Monday- A bit frustrated by the lack of success Sunday, Adrianne and I were back at it Monday morning. We had a tighter time frame to work with this time. With Ravens fear of humans in high places, I had Adrianne sit on the top rail of the round pen. While I warmed him up. As expected he avoided that side of the arena. I would ask him to canter a few laps then let him rest below Adrianne. If he stood there he could rest, if he shied away I would have him do more laps. He was still pretty uneasy about every thing and we were running out of time, so we left it for a day.
Tuesday Raven had off. Wednesday Raven and I got a dose of Jim Barton Horsemanship. Jim the Mountain man from North Carolina is my farrier that has sponsored many of my mustangs in the past. For the last 46 years he has been shoeing horses, and in his younger years to make some extra money, he would start horses to be used shortly after for kids camps all summer. Having a short amount of time to produce kid safe horse Jim had learned a few effective shortcuts to getting a horse less reactive. At this point I have not found an effective way to interrupt ravens pattern of exploding. If the next attempt doesn’t work, the exploding will become a learned pattern of how to not be ridden! This is the last thing that I want to have happen because his future will be affected. Many of you have asked me what happens to the horses that don’t train. Well there are a few options, I could find an adopter and opt out of the competition, I could opt out of the competition and turn him in to the BLM where he could be adopted again up to the age of 6, and if he was not readopted he would go into long term holding to live out his years. None of these options appealed to me and of course being the problem solver that I am, I can not let this learning opportunity escape me. Back to Jim. When he had horses as resistant and reactive as raven he would pull out a latago strap with a steel ring attached to it and place it around the horses neck. From there he would take a lead line and loop it around the back hind leg in the same fashion that I have done to teach horses to handle their back legs. Instead of wrapping the rope over the back and around the front of the horses like when I am teaching a horse to not struggle against foot handling, he would attach it to the neck collar just long enough that raven could still have his foot on the ground. Doesn’t sound like much but with this set up if raven launches himself forward the leg strap will catch his front end and pull him around immediately… interrupting the pattern! Once raven learned that he could not escape from the stimulus (mounting) he had to come up with another coping mechanism. It only took a few minutes for raven to realize plan “A” no longer worked and for the first time I was able to practice mounting safely and help Raven find his confidence with this.

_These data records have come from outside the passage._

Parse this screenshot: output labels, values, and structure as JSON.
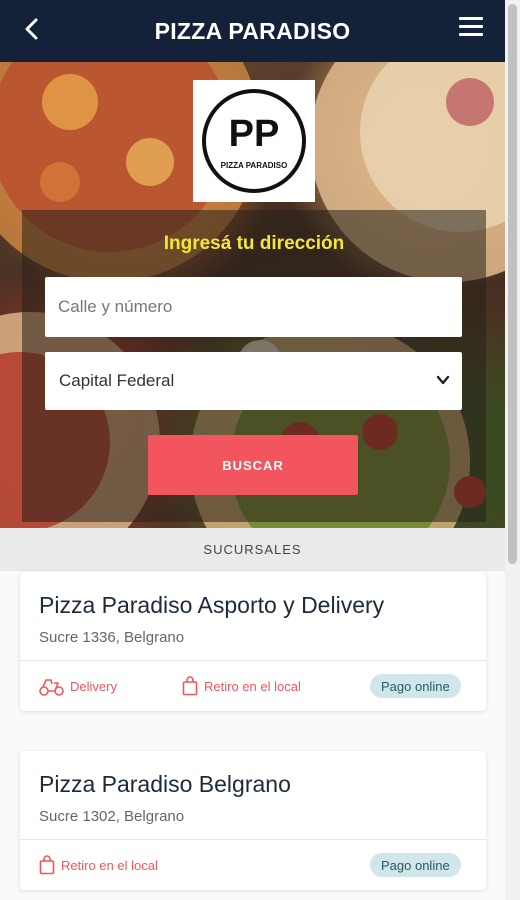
{
  "header": {
    "title": "PIZZA PARADISO",
    "back_icon": "arrow-left-icon",
    "menu_icon": "hamburger-menu-icon"
  },
  "logo": {
    "monogram": "PP",
    "wordmark": "PIZZA PARADISO"
  },
  "search": {
    "title": "Ingresá tu dirección",
    "street_placeholder": "Calle y número",
    "city_selected": "Capital Federal",
    "button_label": "BUSCAR"
  },
  "section": {
    "label": "SUCURSALES"
  },
  "branches": [
    {
      "name": "Pizza Paradiso Asporto y Delivery",
      "address": "Sucre 1336, Belgrano",
      "options": [
        "Delivery",
        "Retiro en el local"
      ],
      "badge": "Pago online"
    },
    {
      "name": "Pizza Paradiso Belgrano",
      "address": "Sucre 1302, Belgrano",
      "options": [
        "Retiro en el local"
      ],
      "badge": "Pago online"
    }
  ],
  "colors": {
    "header": "#132238",
    "accent": "#f2555e",
    "title_yellow": "#f4e53a",
    "badge_bg": "#cfe7ea"
  }
}
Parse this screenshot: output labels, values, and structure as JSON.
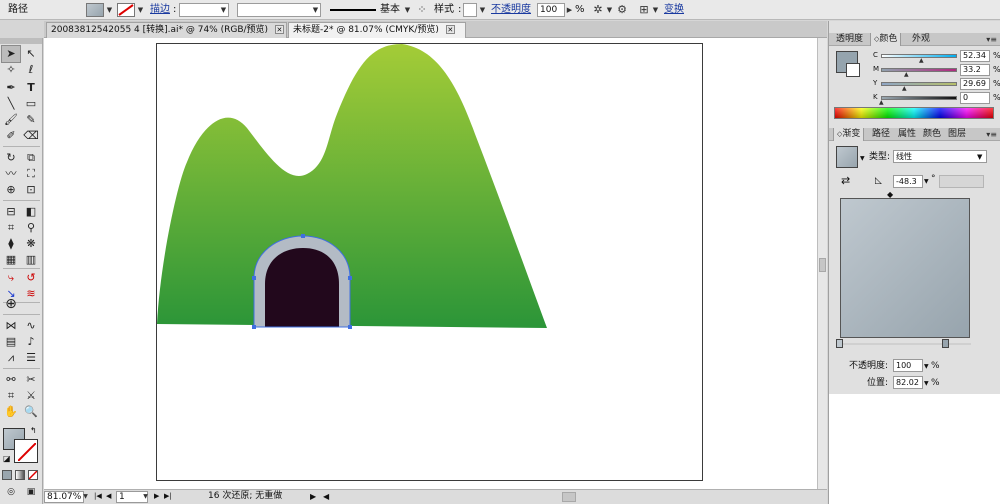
{
  "control_bar": {
    "object_label": "路径",
    "stroke_label": "描边",
    "stroke_profile_label": "基本",
    "style_label": "样式",
    "opacity_label": "不透明度",
    "opacity_value": "100",
    "opacity_unit": "%",
    "transform_label": "变换"
  },
  "document_tabs": [
    {
      "label": "20083812542055 4 [转换].ai* @ 74% (RGB/预览)"
    },
    {
      "label": "未标题-2* @ 81.07% (CMYK/预览)"
    }
  ],
  "status_bar": {
    "zoom": "81.07%",
    "artboard_index": "1",
    "history_text": "16 次还原; 无重做"
  },
  "color_panel": {
    "tabs": [
      "透明度",
      "颜色",
      "外观"
    ],
    "active_tab": "颜色",
    "channels": [
      {
        "label": "C",
        "value": "52.34",
        "fraction": 0.52
      },
      {
        "label": "M",
        "value": "33.2",
        "fraction": 0.33
      },
      {
        "label": "Y",
        "value": "29.69",
        "fraction": 0.3
      },
      {
        "label": "K",
        "value": "0",
        "fraction": 0.0
      }
    ],
    "unit": "%"
  },
  "gradient_panel": {
    "tabs": [
      "渐变",
      "路径",
      "属性",
      "颜色",
      "图层"
    ],
    "active_tab": "渐变",
    "type_label": "类型:",
    "type_value": "线性",
    "angle_value": "-48.3",
    "angle_unit": "°",
    "opacity_label": "不透明度:",
    "opacity_value": "100",
    "location_label": "位置:",
    "location_value": "82.02",
    "unit": "%"
  },
  "colors": {
    "mountain_top": "#a4cc37",
    "mountain_bottom": "#2b9538",
    "tunnel_frame": "#b3bbc5",
    "tunnel_inside": "#22081c",
    "selection_blue": "#3f6fe0",
    "gradient_light": "#bfc8cf",
    "gradient_dark": "#97a4ad"
  }
}
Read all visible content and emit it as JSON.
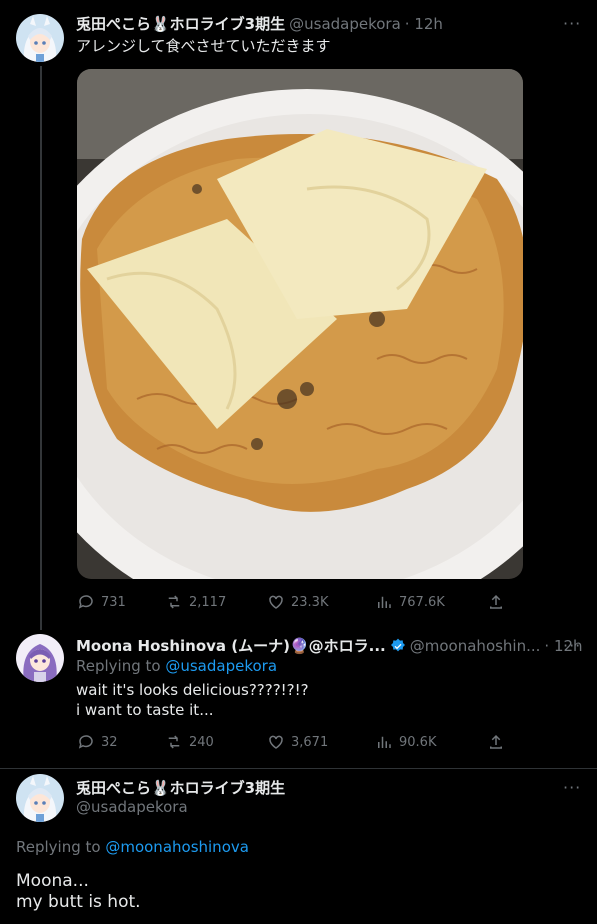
{
  "tweet1": {
    "name": "兎田ぺこら🐰ホロライブ3期生",
    "handle": "@usadapekora",
    "time": "· 12h",
    "text": "アレンジして食べさせていただきます",
    "stats": {
      "replies": "731",
      "retweets": "2,117",
      "likes": "23.3K",
      "views": "767.6K"
    },
    "more": "···"
  },
  "tweet2": {
    "name": "Moona Hoshinova (ムーナ)🔮@ホロラ...",
    "handle": "@moonahoshin...",
    "time": "· 12h",
    "replying_prefix": "Replying to ",
    "replying_to": "@usadapekora",
    "line1": "wait it's looks delicious????!?!?",
    "line2": "i want to taste it...",
    "stats": {
      "replies": "32",
      "retweets": "240",
      "likes": "3,671",
      "views": "90.6K"
    },
    "more": "···"
  },
  "tweet3": {
    "name": "兎田ぺこら🐰ホロライブ3期生",
    "handle": "@usadapekora",
    "replying_prefix": "Replying to ",
    "replying_to": "@moonahoshinova",
    "line1": "Moona...",
    "line2": "my butt is hot.",
    "more": "···"
  },
  "colors": {
    "accent": "#1d9bf0",
    "muted": "#71767b",
    "text": "#e7e9ea",
    "bg": "#000000"
  }
}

Thursday and Friday, you guessed it, we worked on mounting! His jumping became less and less each day.
Saturday our barn was participating in the Canton Christmas parade. I dolled Raven up in my black and gold driving harness, and adorned him with red ribbon and bells. I loaded Raven up for the first time in my two horse straight load trailer. He walked right on and only jumped a little as I closed the door. We got to the line up and found a quiet place to put the finishing touches on Raven’s getup. We carefully found our way up to our line up position through all of the floats, golf carts and marching bands. Raven was a little overwhelmed but kept his composure. The parade progressed on its way and the bigger challenged that faced Raven was the fleet of mounted horses that would be marching behind him the whole time. Raven did great, he walked at a slight angle to keep his two eyes on me the whole time. His only scooch moment was when one of the horses behind him got to close and bit him on the rump! I would scooch too!